### EXERCISE OBJECTIVE
The full data, repeated exactly, is the only answer needed.

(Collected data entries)

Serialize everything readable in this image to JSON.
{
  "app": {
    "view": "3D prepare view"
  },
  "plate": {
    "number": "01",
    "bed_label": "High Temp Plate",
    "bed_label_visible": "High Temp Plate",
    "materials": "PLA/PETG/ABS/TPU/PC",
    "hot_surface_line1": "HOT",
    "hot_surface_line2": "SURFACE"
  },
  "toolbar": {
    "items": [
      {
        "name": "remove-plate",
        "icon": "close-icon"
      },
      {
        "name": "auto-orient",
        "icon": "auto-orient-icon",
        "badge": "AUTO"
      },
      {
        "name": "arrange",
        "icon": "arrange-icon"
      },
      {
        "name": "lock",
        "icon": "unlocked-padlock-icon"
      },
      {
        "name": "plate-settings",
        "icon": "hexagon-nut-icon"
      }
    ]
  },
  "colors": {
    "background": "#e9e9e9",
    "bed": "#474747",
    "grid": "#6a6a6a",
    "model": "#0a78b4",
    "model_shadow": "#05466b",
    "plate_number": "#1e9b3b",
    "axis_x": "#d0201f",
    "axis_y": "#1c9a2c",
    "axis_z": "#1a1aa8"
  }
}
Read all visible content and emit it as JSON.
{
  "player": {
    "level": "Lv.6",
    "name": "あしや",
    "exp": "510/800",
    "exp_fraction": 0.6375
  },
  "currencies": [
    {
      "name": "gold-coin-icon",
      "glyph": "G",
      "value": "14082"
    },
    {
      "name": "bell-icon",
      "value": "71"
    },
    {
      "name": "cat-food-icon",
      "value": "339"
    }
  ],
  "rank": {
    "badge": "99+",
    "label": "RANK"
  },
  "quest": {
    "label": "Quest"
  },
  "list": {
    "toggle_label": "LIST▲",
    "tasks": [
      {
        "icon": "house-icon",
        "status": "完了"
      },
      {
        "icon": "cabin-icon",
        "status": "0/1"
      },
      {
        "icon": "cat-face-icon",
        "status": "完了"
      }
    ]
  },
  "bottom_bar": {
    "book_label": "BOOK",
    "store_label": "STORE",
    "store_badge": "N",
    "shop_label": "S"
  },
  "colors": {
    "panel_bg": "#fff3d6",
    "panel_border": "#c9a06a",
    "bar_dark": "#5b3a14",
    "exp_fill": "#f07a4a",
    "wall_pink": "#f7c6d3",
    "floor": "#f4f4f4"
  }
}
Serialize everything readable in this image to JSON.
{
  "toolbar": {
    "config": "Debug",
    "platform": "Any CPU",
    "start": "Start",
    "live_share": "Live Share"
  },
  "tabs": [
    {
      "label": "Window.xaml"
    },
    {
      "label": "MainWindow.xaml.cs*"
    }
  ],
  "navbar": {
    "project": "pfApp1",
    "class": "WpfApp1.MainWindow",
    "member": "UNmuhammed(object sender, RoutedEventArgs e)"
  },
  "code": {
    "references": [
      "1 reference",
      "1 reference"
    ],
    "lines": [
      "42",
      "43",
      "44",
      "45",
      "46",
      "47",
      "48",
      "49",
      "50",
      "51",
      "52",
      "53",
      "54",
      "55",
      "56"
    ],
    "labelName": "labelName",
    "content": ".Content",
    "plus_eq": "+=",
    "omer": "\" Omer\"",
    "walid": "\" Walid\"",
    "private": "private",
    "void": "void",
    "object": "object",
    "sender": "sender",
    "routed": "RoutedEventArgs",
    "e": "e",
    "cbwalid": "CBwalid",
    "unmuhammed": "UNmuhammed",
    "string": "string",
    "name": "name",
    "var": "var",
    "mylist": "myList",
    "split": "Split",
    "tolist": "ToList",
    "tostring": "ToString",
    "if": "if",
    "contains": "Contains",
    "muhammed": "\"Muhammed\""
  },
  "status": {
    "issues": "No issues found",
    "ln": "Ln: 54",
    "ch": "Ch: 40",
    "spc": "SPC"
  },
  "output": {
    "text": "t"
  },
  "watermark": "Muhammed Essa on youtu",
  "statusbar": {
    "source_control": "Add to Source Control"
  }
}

### WRITTEN RESPONSE
Serialize everything readable in this image to JSON.
{
  "app": {
    "view": "3D prepare view"
  },
  "plate": {
    "number": "01",
    "bed_label": "High Temp Plate",
    "bed_label_visible": "High Temp Plate",
    "materials": "PLA/PETG/ABS/TPU/PC",
    "hot_surface_line1": "HOT",
    "hot_surface_line2": "SURFACE"
  },
  "toolbar": {
    "items": [
      {
        "name": "remove-plate",
        "icon": "close-icon"
      },
      {
        "name": "auto-orient",
        "icon": "auto-orient-icon",
        "badge": "AUTO"
      },
      {
        "name": "arrange",
        "icon": "arrange-icon"
      },
      {
        "name": "lock",
        "icon": "unlocked-padlock-icon"
      },
      {
        "name": "plate-settings",
        "icon": "hexagon-nut-icon"
      }
    ]
  },
  "colors": {
    "background": "#e9e9e9",
    "bed": "#474747",
    "grid": "#6a6a6a",
    "model": "#0a78b4",
    "model_shadow": "#05466b",
    "plate_number": "#1e9b3b",
    "axis_x": "#d0201f",
    "axis_y": "#1c9a2c",
    "axis_z": "#1a1aa8"
  }
}
Read all visible content and emit it as JSON.
{
  "player": {
    "level": "Lv.6",
    "name": "あしや",
    "exp": "510/800",
    "exp_fraction": 0.6375
  },
  "currencies": [
    {
      "name": "gold-coin-icon",
      "glyph": "G",
      "value": "14082"
    },
    {
      "name": "bell-icon",
      "value": "71"
    },
    {
      "name": "cat-food-icon",
      "value": "339"
    }
  ],
  "rank": {
    "badge": "99+",
    "label": "RANK"
  },
  "quest": {
    "label": "Quest"
  },
  "list": {
    "toggle_label": "LIST▲",
    "tasks": [
      {
        "icon": "house-icon",
        "status": "完了"
      },
      {
        "icon": "cabin-icon",
        "status": "0/1"
      },
      {
        "icon": "cat-face-icon",
        "status": "完了"
      }
    ]
  },
  "bottom_bar": {
    "book_label": "BOOK",
    "store_label": "STORE",
    "store_badge": "N",
    "shop_label": "S"
  },
  "colors": {
    "panel_bg": "#fff3d6",
    "panel_border": "#c9a06a",
    "bar_dark": "#5b3a14",
    "exp_fill": "#f07a4a",
    "wall_pink": "#f7c6d3",
    "floor": "#f4f4f4"
  }
}
Serialize everything readable in this image to JSON.
{
  "toolbar": {
    "config": "Debug",
    "platform": "Any CPU",
    "start": "Start",
    "live_share": "Live Share"
  },
  "tabs": [
    {
      "label": "Window.xaml"
    },
    {
      "label": "MainWindow.xaml.cs*"
    }
  ],
  "navbar": {
    "project": "pfApp1",
    "class": "WpfApp1.MainWindow",
    "member": "UNmuhammed(object sender, RoutedEventArgs e)"
  },
  "code": {
    "references": [
      "1 reference",
      "1 reference"
    ],
    "lines": [
      "42",
      "43",
      "44",
      "45",
      "46",
      "47",
      "48",
      "49",
      "50",
      "51",
      "52",
      "53",
      "54",
      "55",
      "56"
    ],
    "labelName": "labelName",
    "content": ".Content",
    "plus_eq": "+=",
    "omer": "\" Omer\"",
    "walid": "\" Walid\"",
    "private": "private",
    "void": "void",
    "object": "object",
    "sender": "sender",
    "routed": "RoutedEventArgs",
    "e": "e",
    "cbwalid": "CBwalid",
    "unmuhammed": "UNmuhammed",
    "string": "string",
    "name": "name",
    "var": "var",
    "mylist": "myList",
    "split": "Split",
    "tolist": "ToList",
    "tostring": "ToString",
    "if": "if",
    "contains": "Contains",
    "muhammed": "\"Muhammed\""
  },
  "status": {
    "issues": "No issues found",
    "ln": "Ln: 54",
    "ch": "Ch: 40",
    "spc": "SPC"
  },
  "output": {
    "text": "t"
  },
  "watermark": "Muhammed Essa on youtu",
  "statusbar": {
    "source_control": "Add to Source Control"
  }
}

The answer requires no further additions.